* **Exercise prompt**:
Write out the whole listing exactly; no images belong in it.

* **Material provided**:
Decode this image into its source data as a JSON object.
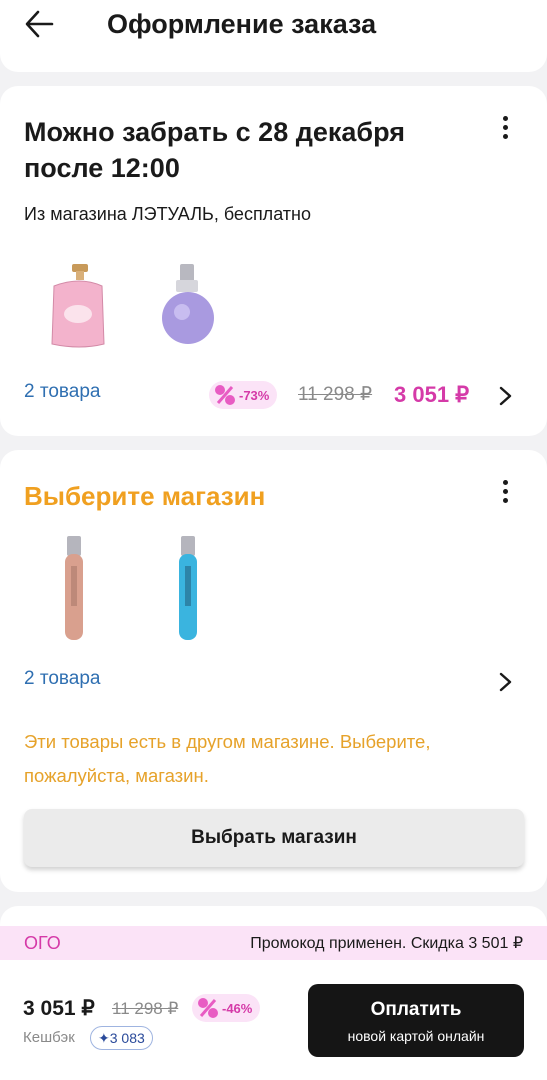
{
  "header": {
    "title": "Оформление заказа",
    "back_icon": "arrow-left-icon"
  },
  "pickup_group": {
    "title": "Можно забрать с 28 декабря после 12:00",
    "subtitle": "Из магазина ЛЭТУАЛЬ, бесплатно",
    "items_count": "2 товара",
    "discount_badge": "-73%",
    "old_price": "11 298 ₽",
    "new_price": "3 051 ₽"
  },
  "store_group": {
    "title": "Выберите магазин",
    "items_count": "2 товара",
    "warning": "Эти товары есть в другом магазине. Выберите, пожалуйста, магазин.",
    "choose_button": "Выбрать магазин"
  },
  "promo": {
    "code": "ОГО",
    "message": "Промокод применен. Скидка 3 501 ₽"
  },
  "footer": {
    "total": "3 051 ₽",
    "old_total": "11 298 ₽",
    "discount_badge": "-46%",
    "cashback_label": "Кешбэк",
    "cashback_value": "✦3 083",
    "pay_button": "Оплатить",
    "pay_subtitle": "новой картой онлайн"
  },
  "colors": {
    "accent_pink": "#d53aa8",
    "warning_orange": "#f0a020",
    "link_blue": "#2f6fb1"
  }
}
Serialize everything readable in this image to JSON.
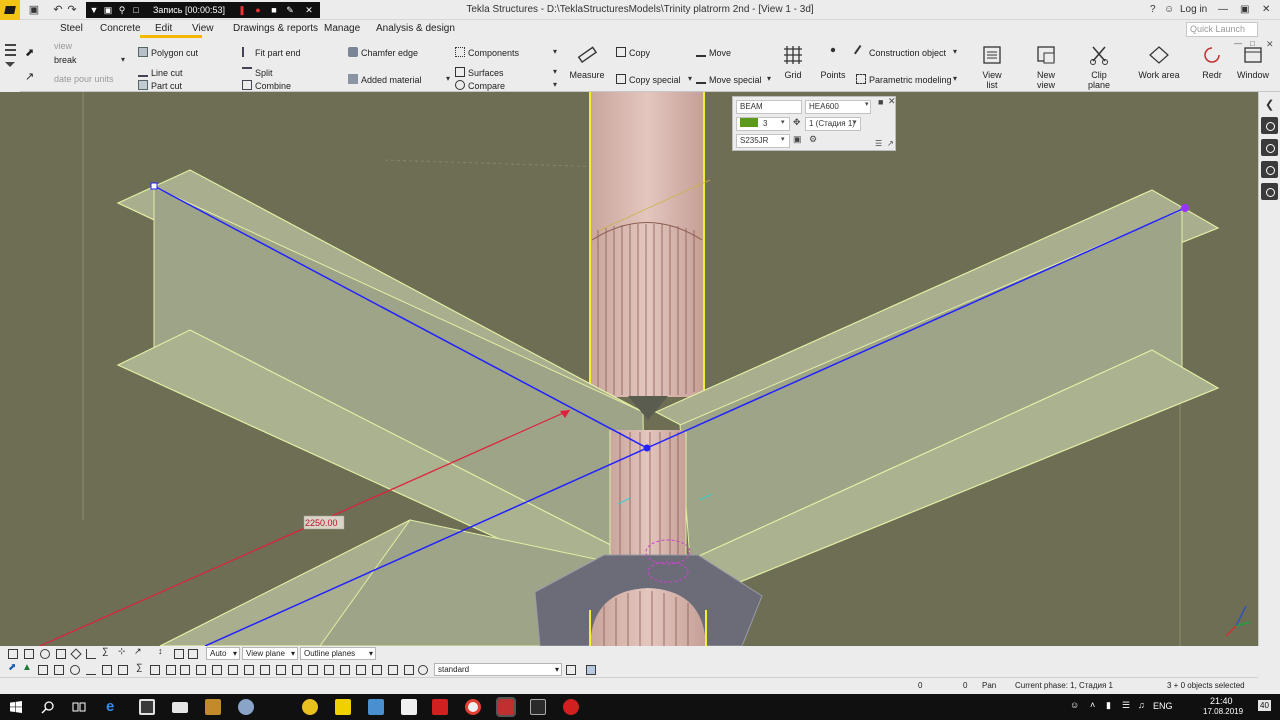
{
  "titlebar": {
    "recording": "Запись [00:00:53]",
    "window_title": "Tekla Structures - D:\\TeklaStructuresModels\\Trinity platrorm 2nd - [View 1 - 3d]",
    "help": "?",
    "login": "Log in"
  },
  "menu": [
    "Steel",
    "Concrete",
    "Edit",
    "View",
    "Drawings & reports",
    "Manage",
    "Analysis & design"
  ],
  "quick_launch_placeholder": "Quick Launch",
  "ribbon": {
    "faint_view": "view",
    "break": "break",
    "faint_units": "date pour units",
    "polygon_cut": "Polygon cut",
    "line_cut": "Line cut",
    "part_cut": "Part cut",
    "fit_part_end": "Fit part end",
    "split": "Split",
    "combine": "Combine",
    "chamfer_edge": "Chamfer edge",
    "added_material": "Added material",
    "components": "Components",
    "surfaces": "Surfaces",
    "compare": "Compare",
    "measure": "Measure",
    "copy": "Copy",
    "copy_special": "Copy special",
    "move": "Move",
    "move_special": "Move special",
    "grid": "Grid",
    "points": "Points",
    "construction_object": "Construction object",
    "parametric_modeling": "Parametric modeling",
    "view_list": "View list",
    "new_view": "New view",
    "clip_plane": "Clip plane",
    "work_area": "Work area",
    "redraw": "Redr",
    "window": "Window"
  },
  "property_panel": {
    "type": "BEAM",
    "profile": "HEA600",
    "class": "3",
    "phase": "1 (Стадия 1)",
    "material": "S235JR",
    "class_color": "#5b9a1e"
  },
  "viewport": {
    "dimension": "2250.00"
  },
  "bottom_toolbar": {
    "auto": "Auto",
    "view_plane": "View plane",
    "outline_planes": "Outline planes",
    "standard": "standard"
  },
  "status": {
    "x": "0",
    "y": "0",
    "mode": "Pan",
    "phase": "Current phase: 1, Стадия 1",
    "selection": "3 + 0 objects selected"
  },
  "taskbar": {
    "lang": "ENG",
    "time": "21:40",
    "date": "17.08.2019",
    "notifications": "40"
  },
  "colors": {
    "viewport_bg": "#6e6e55",
    "beam_fill": "#a8ae8e",
    "beam_edge": "#e4eea4",
    "column": "#d6b6ae",
    "plate": "#6c6c78",
    "axis_blue": "#2222ff",
    "dim_red": "#e0203a"
  }
}
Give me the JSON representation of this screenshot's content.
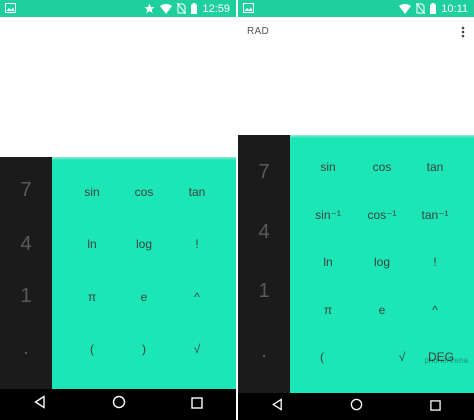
{
  "left_phone": {
    "status_time": "12:59",
    "number_keys": [
      "7",
      "4",
      "1",
      "."
    ],
    "advanced_keys": [
      [
        "sin",
        "cos",
        "tan"
      ],
      [
        "ln",
        "log",
        "!"
      ],
      [
        "π",
        "e",
        "^"
      ],
      [
        "(",
        ")",
        "√"
      ]
    ]
  },
  "right_phone": {
    "status_time": "10:11",
    "mode_label": "RAD",
    "number_keys": [
      "7",
      "4",
      "1",
      "."
    ],
    "advanced_keys": [
      [
        "sin",
        "cos",
        "tan"
      ],
      [
        "sin⁻¹",
        "cos⁻¹",
        "tan⁻¹"
      ],
      [
        "ln",
        "log",
        "!"
      ],
      [
        "π",
        "e",
        "^"
      ],
      [
        "(",
        "√",
        "DEG"
      ]
    ],
    "watermark": "phoneArena"
  },
  "colors": {
    "status_bar": "#1fcf9e",
    "advanced_pad": "#1de6b6",
    "number_column": "#1b1b1b",
    "nav_bar": "#000000"
  },
  "icons": {
    "status_left": [
      "image-icon",
      "star-icon",
      "wifi-icon",
      "no-sim-icon",
      "battery-icon"
    ],
    "status_right": [
      "image-icon",
      "wifi-icon",
      "no-sim-icon",
      "battery-icon"
    ],
    "nav": [
      "back-icon",
      "home-icon",
      "recents-icon"
    ],
    "overflow": "overflow-menu-icon"
  }
}
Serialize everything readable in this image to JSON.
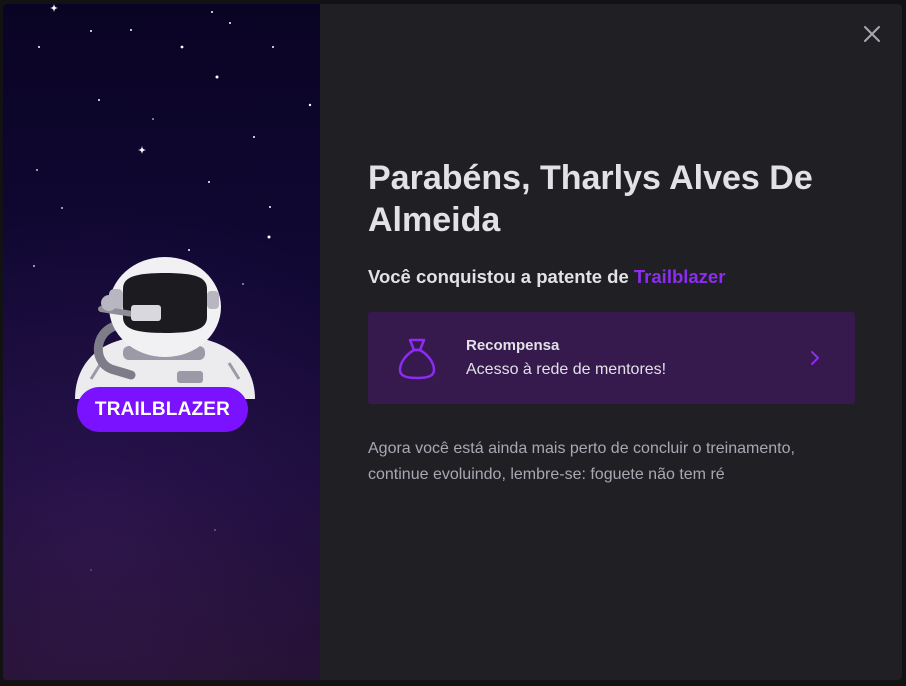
{
  "modal": {
    "badge": {
      "label": "TRAILBLAZER",
      "icon": "astronaut-icon",
      "accent": "#7a12ff"
    },
    "title": "Parabéns, Tharlys Alves De Almeida",
    "subtitle_prefix": "Você conquistou a patente de ",
    "rank_name": "Trailblazer",
    "rank_color": "#8c2cf2",
    "reward": {
      "icon": "money-bag-icon",
      "title": "Recompensa",
      "description": "Acesso à rede de mentores!",
      "action_icon": "chevron-right-icon",
      "background": "#361a4e"
    },
    "description": "Agora você está ainda mais perto de concluir o treinamento, continue evoluindo, lembre-se: foguete não tem ré",
    "close_icon": "close-icon"
  }
}
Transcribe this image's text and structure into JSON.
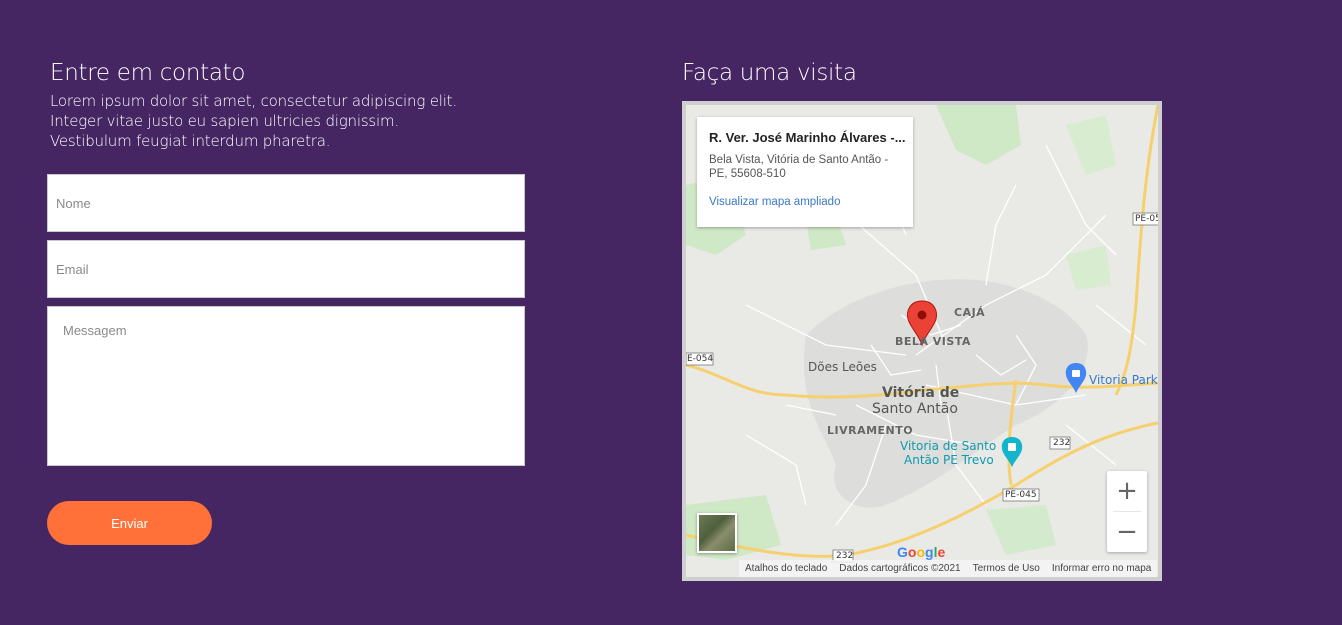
{
  "contact": {
    "title": "Entre em contato",
    "description_lines": [
      "Lorem ipsum dolor sit amet, consectetur adipiscing elit.",
      "Integer vitae justo eu sapien ultricies dignissim.",
      "Vestibulum feugiat interdum pharetra."
    ],
    "name_placeholder": "Nome",
    "email_placeholder": "Email",
    "message_placeholder": "Messagem",
    "submit_label": "Enviar",
    "submit_color": "#ff7139",
    "background_color": "#462563"
  },
  "visit": {
    "title": "Faça uma visita",
    "map": {
      "info_title": "R. Ver. José Marinho Álvares -...",
      "info_address": "Bela Vista, Vitória de Santo Antão - PE, 55608-510",
      "info_link": "Visualizar mapa ampliado",
      "labels": {
        "caja": "CAJÁ",
        "bela_vista": "BELA VISTA",
        "does_leoes": "Dões Leões",
        "vitoria_line1": "Vitória de",
        "vitoria_line2": "Santo Antão",
        "livramento": "LIVRAMENTO",
        "vitoria_park": "Vitoria Park",
        "trevo_line1": "Vitoria de Santo",
        "trevo_line2": "Antão PE Trevo"
      },
      "road_shields": {
        "pe05": "PE-05",
        "e054": "E-054",
        "r232_a": "232",
        "r232_b": "232",
        "pe045": "PE-045"
      },
      "zoom_in": "+",
      "zoom_out": "−",
      "google_logo": "Google",
      "footer": {
        "shortcuts": "Atalhos do teclado",
        "map_data": "Dados cartográficos ©2021",
        "terms": "Termos de Uso",
        "report": "Informar erro no mapa"
      },
      "icons": {
        "pin": "map-pin-icon",
        "shopping": "shopping-bag-icon",
        "transit": "transit-station-icon"
      }
    }
  }
}
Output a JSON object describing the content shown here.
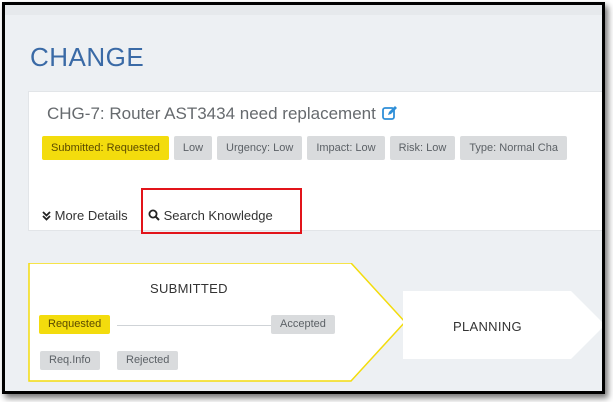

* **Task result**:
Decode this image into its source data as a JSON object.
{
  "header": {
    "title": "Оформление заказа",
    "back_icon": "arrow-left-icon"
  },
  "pickup_group": {
    "title": "Можно забрать с 28 декабря после 12:00",
    "subtitle": "Из магазина ЛЭТУАЛЬ, бесплатно",
    "items_count": "2 товара",
    "discount_badge": "-73%",
    "old_price": "11 298 ₽",
    "new_price": "3 051 ₽"
  },
  "store_group": {
    "title": "Выберите магазин",
    "items_count": "2 товара",
    "warning": "Эти товары есть в другом магазине. Выберите, пожалуйста, магазин.",
    "choose_button": "Выбрать магазин"
  },
  "promo": {
    "code": "ОГО",
    "message": "Промокод применен. Скидка 3 501 ₽"
  },
  "footer": {
    "total": "3 051 ₽",
    "old_total": "11 298 ₽",
    "discount_badge": "-46%",
    "cashback_label": "Кешбэк",
    "cashback_value": "✦3 083",
    "pay_button": "Оплатить",
    "pay_subtitle": "новой картой онлайн"
  },
  "colors": {
    "accent_pink": "#d53aa8",
    "warning_orange": "#f0a020",
    "link_blue": "#2f6fb1"
  }
}
Serialize everything readable in this image to JSON.
{
  "titlebar": {
    "recording": "Запись [00:00:53]",
    "window_title": "Tekla Structures - D:\\TeklaStructuresModels\\Trinity platrorm 2nd - [View 1 - 3d]",
    "help": "?",
    "login": "Log in"
  },
  "menu": [
    "Steel",
    "Concrete",
    "Edit",
    "View",
    "Drawings & reports",
    "Manage",
    "Analysis & design"
  ],
  "quick_launch_placeholder": "Quick Launch",
  "ribbon": {
    "faint_view": "view",
    "break": "break",
    "faint_units": "date pour units",
    "polygon_cut": "Polygon cut",
    "line_cut": "Line cut",
    "part_cut": "Part cut",
    "fit_part_end": "Fit part end",
    "split": "Split",
    "combine": "Combine",
    "chamfer_edge": "Chamfer edge",
    "added_material": "Added material",
    "components": "Components",
    "surfaces": "Surfaces",
    "compare": "Compare",
    "measure": "Measure",
    "copy": "Copy",
    "copy_special": "Copy special",
    "move": "Move",
    "move_special": "Move special",
    "grid": "Grid",
    "points": "Points",
    "construction_object": "Construction object",
    "parametric_modeling": "Parametric modeling",
    "view_list": "View list",
    "new_view": "New view",
    "clip_plane": "Clip plane",
    "work_area": "Work area",
    "redraw": "Redr",
    "window": "Window"
  },
  "property_panel": {
    "type": "BEAM",
    "profile": "HEA600",
    "class": "3",
    "phase": "1 (Стадия 1)",
    "material": "S235JR",
    "class_color": "#5b9a1e"
  },
  "viewport": {
    "dimension": "2250.00"
  },
  "bottom_toolbar": {
    "auto": "Auto",
    "view_plane": "View plane",
    "outline_planes": "Outline planes",
    "standard": "standard"
  },
  "status": {
    "x": "0",
    "y": "0",
    "mode": "Pan",
    "phase": "Current phase: 1, Стадия 1",
    "selection": "3 + 0 objects selected"
  },
  "taskbar": {
    "lang": "ENG",
    "time": "21:40",
    "date": "17.08.2019",
    "notifications": "40"
  },
  "colors": {
    "viewport_bg": "#6e6e55",
    "beam_fill": "#a8ae8e",
    "beam_edge": "#e4eea4",
    "column": "#d6b6ae",
    "plate": "#6c6c78",
    "axis_blue": "#2222ff",
    "dim_red": "#e0203a"
  }
}
Give me the JSON representation of this screenshot's content.
{
  "left_phone": {
    "status_time": "12:59",
    "number_keys": [
      "7",
      "4",
      "1",
      "."
    ],
    "advanced_keys": [
      [
        "sin",
        "cos",
        "tan"
      ],
      [
        "ln",
        "log",
        "!"
      ],
      [
        "π",
        "e",
        "^"
      ],
      [
        "(",
        ")",
        "√"
      ]
    ]
  },
  "right_phone": {
    "status_time": "10:11",
    "mode_label": "RAD",
    "number_keys": [
      "7",
      "4",
      "1",
      "."
    ],
    "advanced_keys": [
      [
        "sin",
        "cos",
        "tan"
      ],
      [
        "sin⁻¹",
        "cos⁻¹",
        "tan⁻¹"
      ],
      [
        "ln",
        "log",
        "!"
      ],
      [
        "π",
        "e",
        "^"
      ],
      [
        "(",
        "√",
        "DEG"
      ]
    ],
    "watermark": "phoneArena"
  },
  "colors": {
    "status_bar": "#1fcf9e",
    "advanced_pad": "#1de6b6",
    "number_column": "#1b1b1b",
    "nav_bar": "#000000"
  },
  "icons": {
    "status_left": [
      "image-icon",
      "star-icon",
      "wifi-icon",
      "no-sim-icon",
      "battery-icon"
    ],
    "status_right": [
      "image-icon",
      "wifi-icon",
      "no-sim-icon",
      "battery-icon"
    ],
    "nav": [
      "back-icon",
      "home-icon",
      "recents-icon"
    ],
    "overflow": "overflow-menu-icon"
  }
}
Serialize everything readable in this image to JSON.
{
  "modal": {
    "badge": {
      "label": "TRAILBLAZER",
      "icon": "astronaut-icon",
      "accent": "#7a12ff"
    },
    "title": "Parabéns, Tharlys Alves De Almeida",
    "subtitle_prefix": "Você conquistou a patente de ",
    "rank_name": "Trailblazer",
    "rank_color": "#8c2cf2",
    "reward": {
      "icon": "money-bag-icon",
      "title": "Recompensa",
      "description": "Acesso à rede de mentores!",
      "action_icon": "chevron-right-icon",
      "background": "#361a4e"
    },
    "description": "Agora você está ainda mais perto de concluir o treinamento, continue evoluindo, lembre-se: foguete não tem ré",
    "close_icon": "close-icon"
  }
}
Transcribe this image's text and structure into JSON.
{
  "contact": {
    "title": "Entre em contato",
    "description_lines": [
      "Lorem ipsum dolor sit amet, consectetur adipiscing elit.",
      "Integer vitae justo eu sapien ultricies dignissim.",
      "Vestibulum feugiat interdum pharetra."
    ],
    "name_placeholder": "Nome",
    "email_placeholder": "Email",
    "message_placeholder": "Messagem",
    "submit_label": "Enviar",
    "submit_color": "#ff7139",
    "background_color": "#462563"
  },
  "visit": {
    "title": "Faça uma visita",
    "map": {
      "info_title": "R. Ver. José Marinho Álvares -...",
      "info_address": "Bela Vista, Vitória de Santo Antão - PE, 55608-510",
      "info_link": "Visualizar mapa ampliado",
      "labels": {
        "caja": "CAJÁ",
        "bela_vista": "BELA VISTA",
        "does_leoes": "Dões Leões",
        "vitoria_line1": "Vitória de",
        "vitoria_line2": "Santo Antão",
        "livramento": "LIVRAMENTO",
        "vitoria_park": "Vitoria Park",
        "trevo_line1": "Vitoria de Santo",
        "trevo_line2": "Antão PE Trevo"
      },
      "road_shields": {
        "pe05": "PE-05",
        "e054": "E-054",
        "r232_a": "232",
        "r232_b": "232",
        "pe045": "PE-045"
      },
      "zoom_in": "+",
      "zoom_out": "−",
      "google_logo": "Google",
      "footer": {
        "shortcuts": "Atalhos do teclado",
        "map_data": "Dados cartográficos ©2021",
        "terms": "Termos de Uso",
        "report": "Informar erro no mapa"
      },
      "icons": {
        "pin": "map-pin-icon",
        "shopping": "shopping-bag-icon",
        "transit": "transit-station-icon"
      }
    }
  }
}
Output a JSON object describing the content shown here.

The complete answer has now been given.